[App and web page records]
========================================

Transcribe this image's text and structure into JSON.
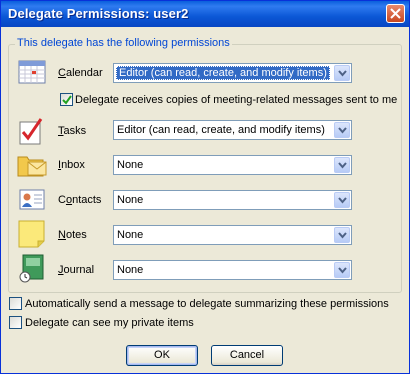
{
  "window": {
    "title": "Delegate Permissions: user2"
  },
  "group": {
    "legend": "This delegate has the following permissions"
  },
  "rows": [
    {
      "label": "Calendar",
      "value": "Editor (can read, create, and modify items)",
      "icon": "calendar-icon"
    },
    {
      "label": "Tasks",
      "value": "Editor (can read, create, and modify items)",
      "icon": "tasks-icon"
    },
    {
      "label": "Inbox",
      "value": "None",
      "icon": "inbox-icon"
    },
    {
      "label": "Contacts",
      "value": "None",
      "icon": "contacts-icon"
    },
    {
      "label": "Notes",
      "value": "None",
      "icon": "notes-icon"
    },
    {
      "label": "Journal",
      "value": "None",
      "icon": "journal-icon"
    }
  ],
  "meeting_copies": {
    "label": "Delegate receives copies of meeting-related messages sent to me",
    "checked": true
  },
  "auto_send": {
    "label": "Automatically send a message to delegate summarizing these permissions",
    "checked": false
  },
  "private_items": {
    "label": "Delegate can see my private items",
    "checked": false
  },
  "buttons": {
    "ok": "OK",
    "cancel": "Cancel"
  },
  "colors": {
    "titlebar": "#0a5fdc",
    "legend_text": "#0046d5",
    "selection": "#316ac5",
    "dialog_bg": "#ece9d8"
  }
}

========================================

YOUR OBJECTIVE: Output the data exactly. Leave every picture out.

RESPONSE:
Transcribe this image's text and structure into JSON.
{
  "window": {
    "title": "Delegate Permissions: user2"
  },
  "group": {
    "legend": "This delegate has the following permissions"
  },
  "rows": [
    {
      "label": "Calendar",
      "value": "Editor (can read, create, and modify items)",
      "icon": "calendar-icon"
    },
    {
      "label": "Tasks",
      "value": "Editor (can read, create, and modify items)",
      "icon": "tasks-icon"
    },
    {
      "label": "Inbox",
      "value": "None",
      "icon": "inbox-icon"
    },
    {
      "label": "Contacts",
      "value": "None",
      "icon": "contacts-icon"
    },
    {
      "label": "Notes",
      "value": "None",
      "icon": "notes-icon"
    },
    {
      "label": "Journal",
      "value": "None",
      "icon": "journal-icon"
    }
  ],
  "meeting_copies": {
    "label": "Delegate receives copies of meeting-related messages sent to me",
    "checked": true
  },
  "auto_send": {
    "label": "Automatically send a message to delegate summarizing these permissions",
    "checked": false
  },
  "private_items": {
    "label": "Delegate can see my private items",
    "checked": false
  },
  "buttons": {
    "ok": "OK",
    "cancel": "Cancel"
  },
  "colors": {
    "titlebar": "#0a5fdc",
    "legend_text": "#0046d5",
    "selection": "#316ac5",
    "dialog_bg": "#ece9d8"
  }
}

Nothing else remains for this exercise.